Her face today, she can feel it when she closes her eyes. As though with fingertips, she can trace its ridges, feel the softness. Her face today reflects a knowing, something most of us feel at some point being a woman.

Then, how many years ago doesn’t matter, her face had been open and far away. She hadn’t been able to touch it, to linger there. Her face scared her a little then, she believing it to be ugly. It shamed her, and it was nothing to hide behind. People did see a beauty in her, not ugliness at all, and something scared them too, though she didn’t know it.

She usually fell for sullen, suicidal boys who needed a lot of holding and shared crying. Sex was no big deal to her. Her virginity wasn’t something she guarded. It wasn’t really an issue. She enjoyed lips on her breasts. She enjoyed the soft joys she could give, and the sounds of early love.

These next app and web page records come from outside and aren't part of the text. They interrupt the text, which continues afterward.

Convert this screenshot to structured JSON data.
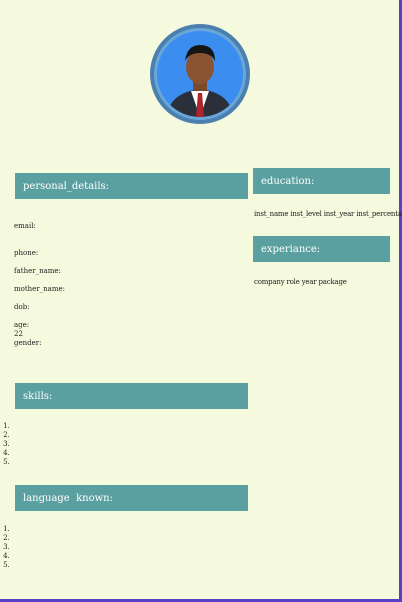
{
  "sections": {
    "personal_details": "personal_details:",
    "education": "education:",
    "experience": "experiance:",
    "skills": "skills:",
    "language_known": "language  known:"
  },
  "personal_fields": {
    "email": "email:",
    "phone": "phone:",
    "father_name": "father_name:",
    "mother_name": "mother_name:",
    "dob": "dob:",
    "age": "age:",
    "age_value": "22",
    "gender": "gender:"
  },
  "education_columns": "inst_name inst_level inst_year inst_percentage",
  "experience_columns": "company role year package",
  "skills_items": [
    "",
    "",
    "",
    "",
    ""
  ],
  "language_items": [
    "",
    "",
    "",
    "",
    ""
  ],
  "colors": {
    "background": "#f5fadf",
    "section_bar": "#5ba0a0",
    "frame": "#5a3fc6"
  },
  "icons": {
    "profile": "profile-photo"
  }
}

A girl then, feeling ashamed yet powerful, ugly yet beautiful. To say she survived, is it somehow just an insult? To call her a victim, but only really, in being a girl, a woman.

She can look back now when she chooses, and not cry, not even flinch or curl up anymore. What makes her flinch now, is the continuation of it, this story, to her daughter… to all daughters.

There was one boy, and she cared for him, who wanted to – well, maybe if she knew what he wanted she could somehow help change the world for her daughter.

What she can think of, is that he had wanted to break her down, to her smallest pieces, until he found her center, because her center troubled him so much. And he could take that center, like a ball, or a stone, and turn it around in his hands, examining it, figuring it out, owning it. He didn’t realize that had he found her center, it would not have been a ball or a stone. It would have melted, and flowed like water. He could not have grasped it.

He did try though. With a razor he cut her, across her wrists, her breasts, her belly. He reached into her and over her, looking for that small piece to own. He thought he could get it. By trying hard enough and doing enough hurt, he would break it out of her.

She could have died that night. Probably after he realized he would never get to her center, he held a knife over her chest and brought it down fast. She says it was probably the guardian angel, the one who always held back her own hand when she was close to giving up, who got her out of the way in time.

He didn’t own her, never did, not even a small piece. Because, she found, she was after all, whole. And she survived. But to say she survived… she is a woman, then and now. Her face is still open, but now she lingers. She traces it with a quiet eye, and sees reflected there, a knowing, the face of a woman.

Originally published in W.I.G. Magazine, Winter 1997
© Nellie Levine